Sacramento came close to being the hottest spot in the nation Friday.
The temperature in downtown Sacramento hit 79 degrees, two degrees shy of the 81 degrees in Lemoore, southwest of Fresno, which recorded the highest daytime temperature nationwide.
But the temperature made Friday the hottest January day ever recorded in downtown Sacramento, said Stefanie Henry, a meteorologist with the National Weather Service. The previous record for Jan. 24 was 70 degrees, set in 1984, while the record for the month of January was 74 degrees, set Jan. 31, 1976. It was the 10th day this month that the downtown Sacramento location had posted a record high, Henry said.
Sacramento Executive Airport also set a new high for the date Friday, topping out at 75 degrees. The previous record was 70 degrees set in 1976.
Temperatures in Sacramento peaked by midafternoon, before winds shifted to a more southwesterly direction, cutting off the warm offshore flow, Henry said.
Most communities in the Sacramento region had temperatures in the high 70s.
Stockton and Modesto also set records for the date. Stockton had a high of 74 degrees, toppling the old record of 69 degrees set in 1976, and Modesto had a high of 73 degrees, also topping a 1976 record of 68 degrees.
“We have a little cooler forecast for the weekend, as we transition into a different kind of weather pattern,” Henry said.
It will continue warm and dry through the weekend, with a high around 71 forecast for today in Sacramento and 69 degrees for Sunday. Highs in the low 60s are expected in foothill areas such as Placerville, while highs in the low 50s are forecast for the Truckee and Lake Tahoe areas.
A more significant pattern change may occur by Thursday or Friday, holding out the possibility for rain.
“It’s still pretty far out, so the model has a tendency to change,” Henry said, but she noted “there’s some hope.”
Red-flag warnings for heightened fire conditions on the west slope of the Sierra were lifted Friday as winds died down. But fire officials continue to urge caution.
Because of the drought, the California Department of Forestry and Fire Protection reminded property owners that it is particularly important to clear 100 feet of defensible space around structures.
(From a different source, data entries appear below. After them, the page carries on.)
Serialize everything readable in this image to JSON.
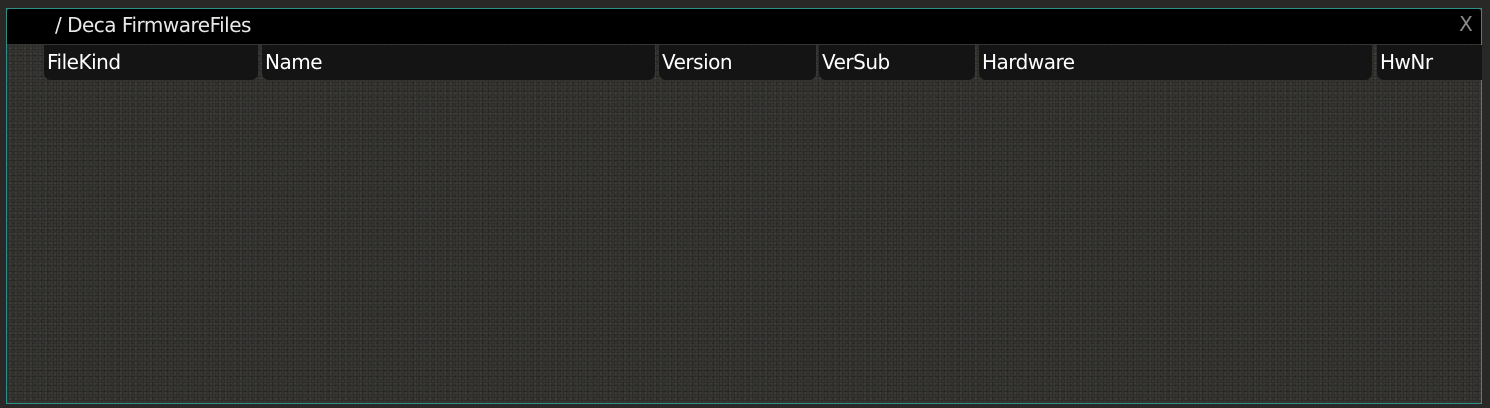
{
  "window": {
    "title": "/ Deca FirmwareFiles",
    "close_label": "X"
  },
  "table": {
    "columns": [
      "FileKind",
      "Name",
      "Version",
      "VerSub",
      "Hardware",
      "HwNr"
    ],
    "rows": []
  },
  "colors": {
    "border_accent": "#2f8f86",
    "titlebar_bg": "#000000",
    "header_bg": "#151414",
    "body_bg": "#3a3936"
  }
}
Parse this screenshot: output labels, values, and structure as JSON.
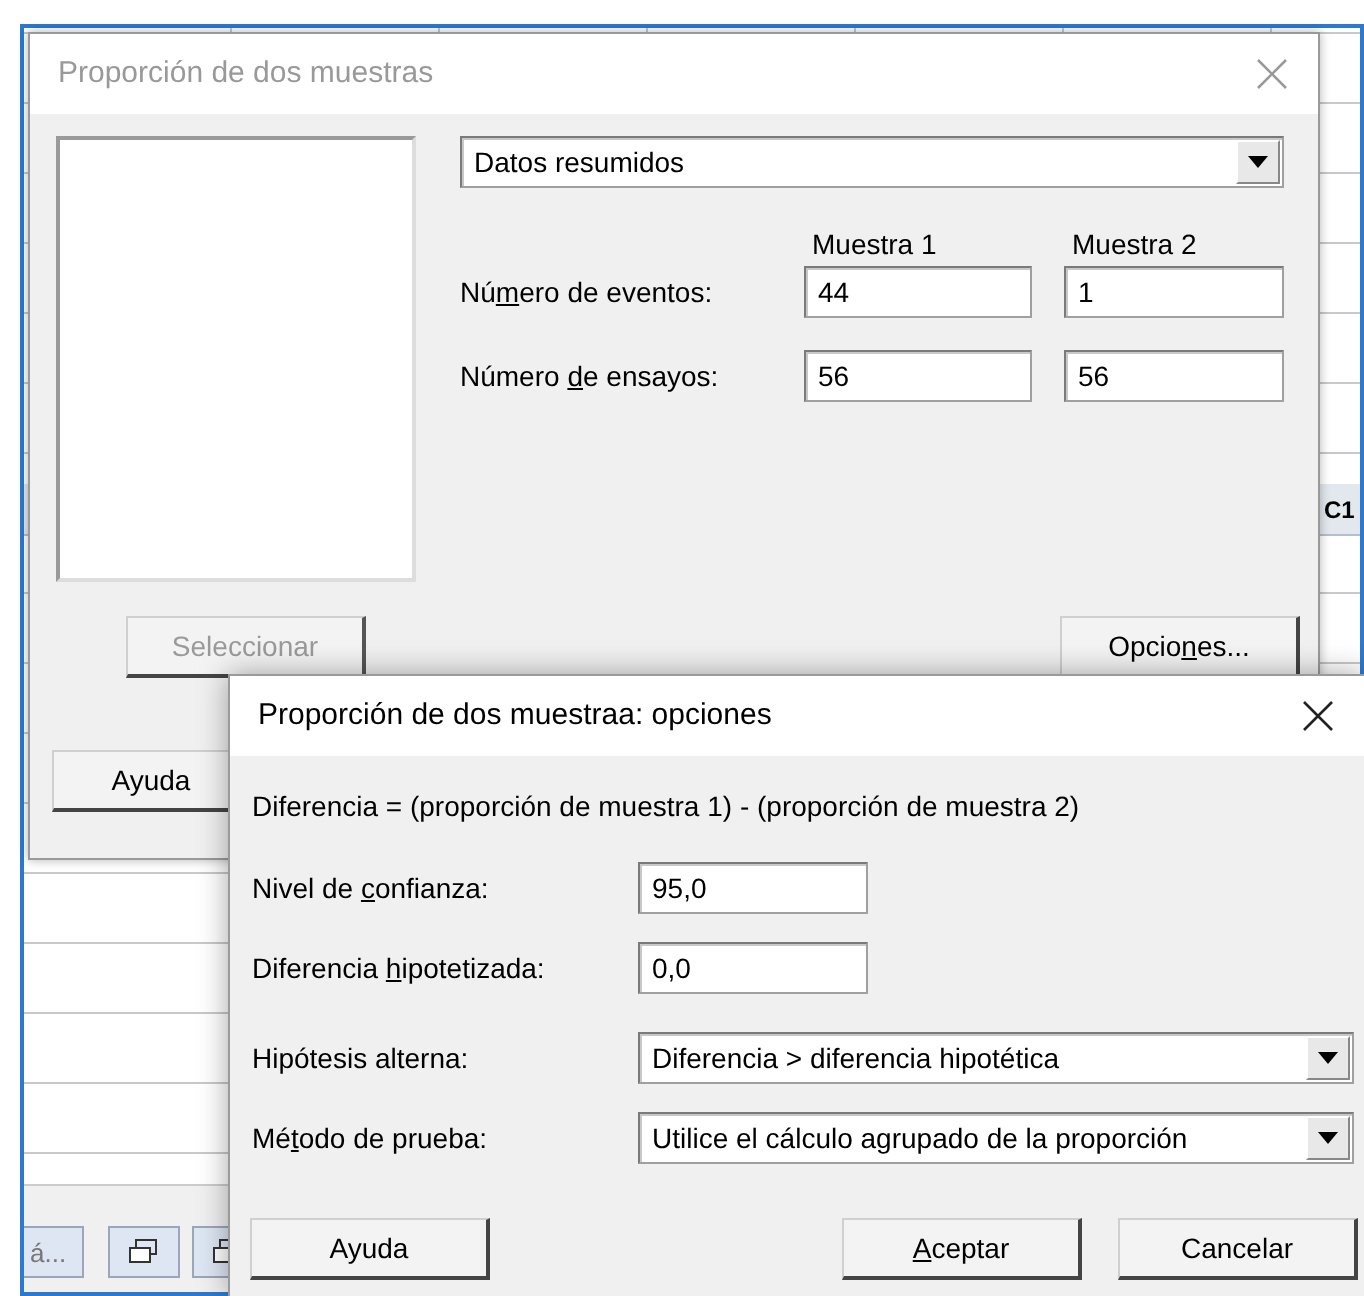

Although the mild weather is conducive to outdoor work, fire officials cautioned that warm, dry conditions increase the risk of power equipment sparking the types of fires the clearing operations are intended to guard against.
Clearance work should be done in the early morning, when temperatures are down and humidity is up, fire officials say. Fire officials stress that power equipment such as lawn mowers and weed trimmers should not be used during the heat of the day when it’s dry and windy, and especially not on days with red-flag warnings.
Call The Bee’s Cathy Locke, (916) 321-5287.